Half a Life in Software (Senior DN Prize Lecture)
I was born in the same year SIMULA was standardised, bought my first computer with the proceeds from a paper round, and my second computer after I was fired from a summer programming camp. Beginning with several varieties of BASIC, and going on to Informix, Pascal, C, Perl, Tcl, Smalltalk, Self, C++, Java, programming languages and objects have taken up an inordinate amount of my time and interest. In this talk I’ll meander through some of this history, explain how many of the concerns from the past have — often unwittingly — influenced my current research, and speculate on what I might do with the other half of my life.
James Noble is Professor of Computer Science and Software Engineering at Victoria University of Wellington, New Zealand. James has B.Sc(Hons) and Ph.D. degrees, both from VUW, completed in 1997. After leaving VUW, James worked in Sydney, first at the University of Technology, Sydney, and then at the Microsoft Research Institute, Macquarie University. James returned to VUW as a lecturer in late 1999, just in time to avoid the predicted end of the world.
James’s research centres around software design. This includes the design of the users’ interface, the parts of software that users have to deal with every day, and the programmers’ interface, the internal structures and organisations of software that programmers see only when they are designing, building, or modifying software. His research in both of these areas is coloured by my longstanding interest in object oriented approaches to design, and topics he has studies range from aliasing and object ownership, design patterns, agile methodology, via usability, visualisation and computer music, to postmodernism and the semiotics of programming.
Thu 21 JulDisplayed time zone: Amsterdam, Berlin, Bern, Rome, Stockholm, Vienna change
09:00 - 10:00
DN TalkResearch Track at Auditorium Loyola

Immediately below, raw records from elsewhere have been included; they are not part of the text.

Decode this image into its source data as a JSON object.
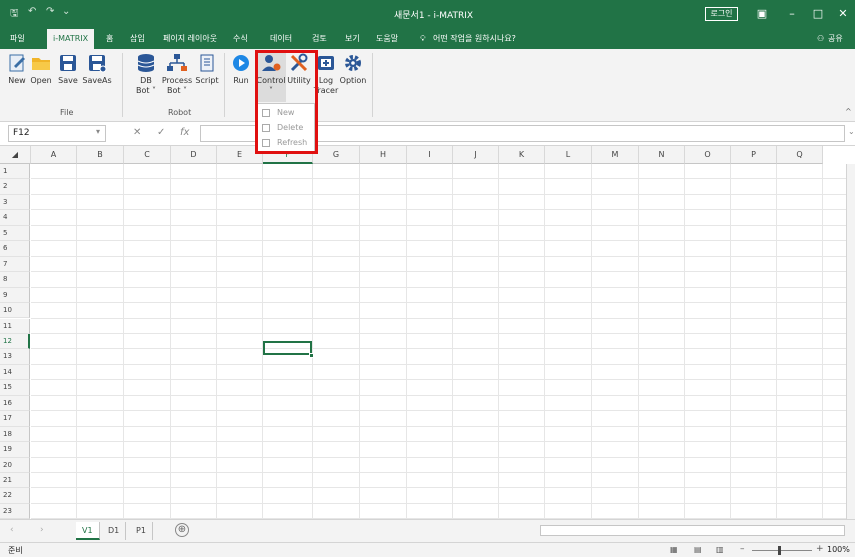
{
  "window": {
    "title": "새문서1 - i-MATRIX",
    "login_label": "로그인",
    "minimize": "–",
    "maximize": "□",
    "close": "✕",
    "ribbon_display": "▣"
  },
  "quick_access": {
    "save": "🖫",
    "undo": "↶",
    "redo": "↷",
    "more": "⌄"
  },
  "tabs": [
    {
      "label": "파일"
    },
    {
      "label": "i-MATRIX"
    },
    {
      "label": "홈"
    },
    {
      "label": "삽입"
    },
    {
      "label": "페이지 레이아웃"
    },
    {
      "label": "수식"
    },
    {
      "label": "데이터"
    },
    {
      "label": "검토"
    },
    {
      "label": "보기"
    },
    {
      "label": "도움말"
    }
  ],
  "tell_me": "어떤 작업을 원하시나요?",
  "share": "공유",
  "ribbon": {
    "file_group": {
      "label": "File",
      "buttons": [
        {
          "label": "New",
          "icon": "new-file-icon"
        },
        {
          "label": "Open",
          "icon": "folder-icon"
        },
        {
          "label": "Save",
          "icon": "save-icon"
        },
        {
          "label": "SaveAs",
          "icon": "save-as-icon"
        }
      ]
    },
    "robot_group": {
      "label": "Robot",
      "buttons": [
        {
          "label": "DB",
          "sub": "Bot ˅",
          "icon": "database-icon"
        },
        {
          "label": "Process",
          "sub": "Bot ˅",
          "icon": "process-icon"
        },
        {
          "label": "Script",
          "icon": "script-icon"
        }
      ]
    },
    "tools": [
      {
        "label": "Run",
        "icon": "run-icon"
      },
      {
        "label": "Control",
        "sub": "˅",
        "icon": "control-icon"
      },
      {
        "label": "Utility",
        "icon": "utility-icon"
      },
      {
        "label": "Log",
        "sub": "Tracer",
        "icon": "log-tracer-icon"
      },
      {
        "label": "Option",
        "icon": "option-icon"
      }
    ],
    "collapse": "^"
  },
  "control_menu": {
    "items": [
      {
        "label": "New"
      },
      {
        "label": "Delete"
      },
      {
        "label": "Refresh"
      }
    ]
  },
  "formula_bar": {
    "name_box": "F12",
    "dropdown": "▾",
    "cancel": "✕",
    "enter": "✓",
    "fx": "fx",
    "value": "",
    "expand": "⌄"
  },
  "columns": [
    "A",
    "B",
    "C",
    "D",
    "E",
    "F",
    "G",
    "H",
    "I",
    "J",
    "K",
    "L",
    "M",
    "N",
    "O",
    "P",
    "Q"
  ],
  "rows": [
    "1",
    "2",
    "3",
    "4",
    "5",
    "6",
    "7",
    "8",
    "9",
    "10",
    "11",
    "12",
    "13",
    "14",
    "15",
    "16",
    "17",
    "18",
    "19",
    "20",
    "21",
    "22",
    "23"
  ],
  "selected": {
    "col": "F",
    "row": "12"
  },
  "sheets": [
    {
      "label": "V1",
      "active": true
    },
    {
      "label": "D1",
      "active": false
    },
    {
      "label": "P1",
      "active": false
    }
  ],
  "add_sheet": "⊕",
  "status": {
    "ready": "준비",
    "zoom": "100%",
    "zoom_minus": "–",
    "zoom_plus": "+"
  },
  "colors": {
    "accent": "#217346",
    "highlight": "#e01010"
  }
}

Chair(s): Eric Jul Alcatel-Lucent Bell Labs
|Half a Life in Software (Senior DN Prize Lecture)|
P: James Noble Victoria University of WellingtonMedia Attached